Segment Start: Exercise input

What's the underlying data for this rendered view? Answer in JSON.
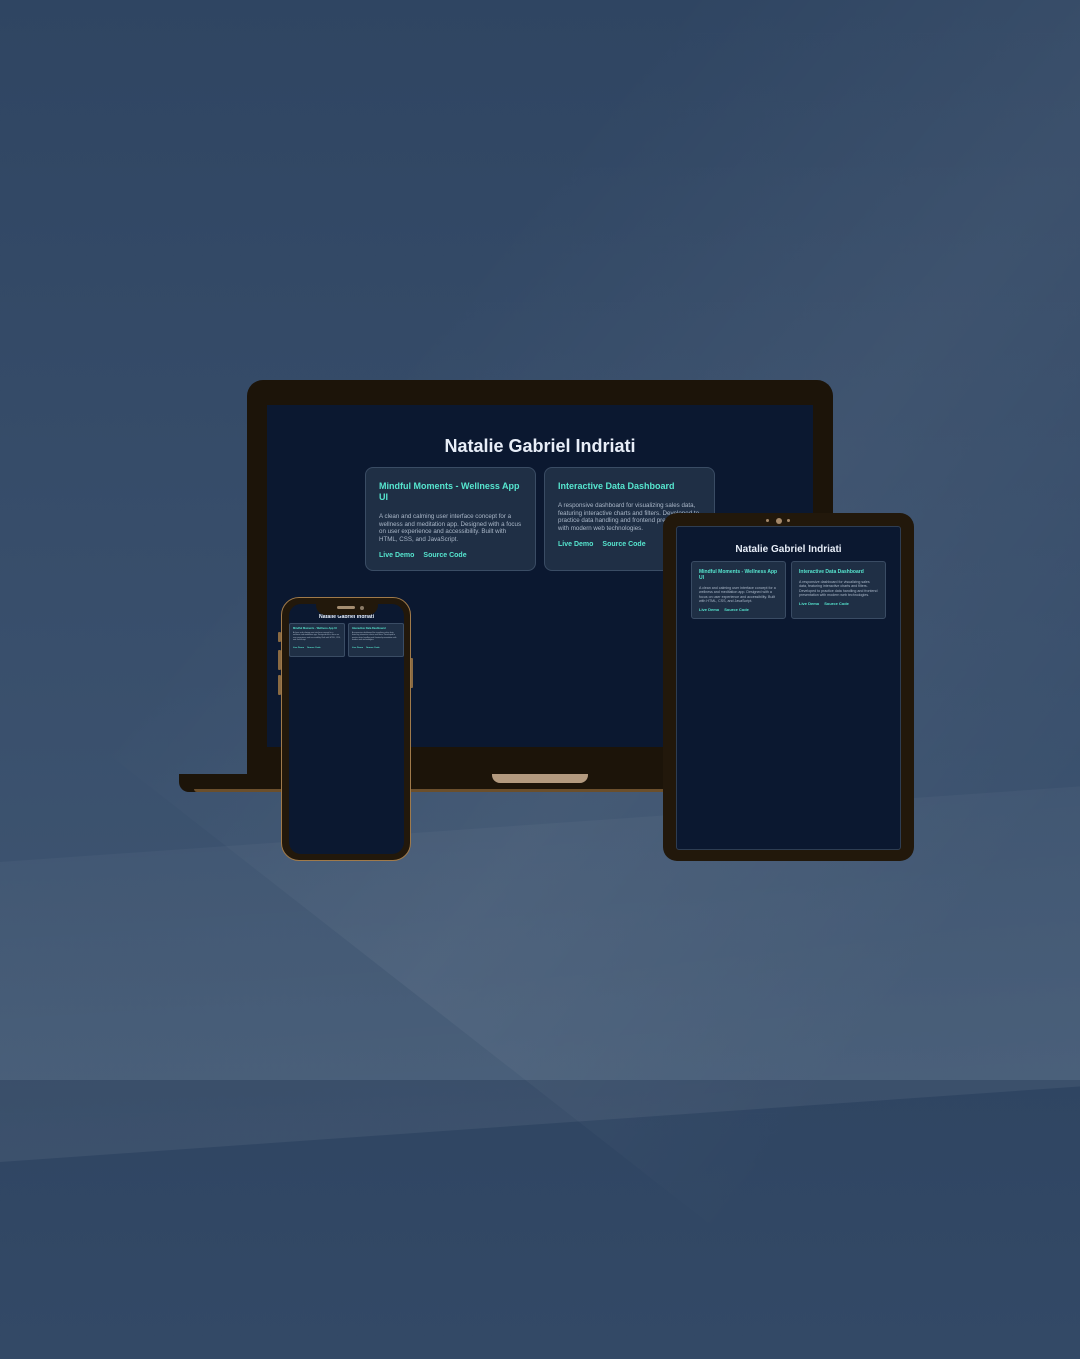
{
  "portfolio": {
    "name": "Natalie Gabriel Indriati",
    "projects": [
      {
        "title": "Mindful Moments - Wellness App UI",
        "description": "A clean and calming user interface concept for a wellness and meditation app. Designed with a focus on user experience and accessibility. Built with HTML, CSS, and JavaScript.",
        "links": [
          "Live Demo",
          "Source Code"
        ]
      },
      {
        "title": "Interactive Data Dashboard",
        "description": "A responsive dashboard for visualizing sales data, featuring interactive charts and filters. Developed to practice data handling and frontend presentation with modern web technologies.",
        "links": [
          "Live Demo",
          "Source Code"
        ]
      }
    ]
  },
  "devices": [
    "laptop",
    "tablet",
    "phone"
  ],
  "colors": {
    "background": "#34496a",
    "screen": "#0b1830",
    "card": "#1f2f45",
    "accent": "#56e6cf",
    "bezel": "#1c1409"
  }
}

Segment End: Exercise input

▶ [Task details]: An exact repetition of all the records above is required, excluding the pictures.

▶ [Exercise output]:
What's the underlying data for this rendered view? Answer in JSON.
{
  "portfolio": {
    "name": "Natalie Gabriel Indriati",
    "projects": [
      {
        "title": "Mindful Moments - Wellness App UI",
        "description": "A clean and calming user interface concept for a wellness and meditation app. Designed with a focus on user experience and accessibility. Built with HTML, CSS, and JavaScript.",
        "links": [
          "Live Demo",
          "Source Code"
        ]
      },
      {
        "title": "Interactive Data Dashboard",
        "description": "A responsive dashboard for visualizing sales data, featuring interactive charts and filters. Developed to practice data handling and frontend presentation with modern web technologies.",
        "links": [
          "Live Demo",
          "Source Code"
        ]
      }
    ]
  },
  "devices": [
    "laptop",
    "tablet",
    "phone"
  ],
  "colors": {
    "background": "#34496a",
    "screen": "#0b1830",
    "card": "#1f2f45",
    "accent": "#56e6cf",
    "bezel": "#1c1409"
  }
}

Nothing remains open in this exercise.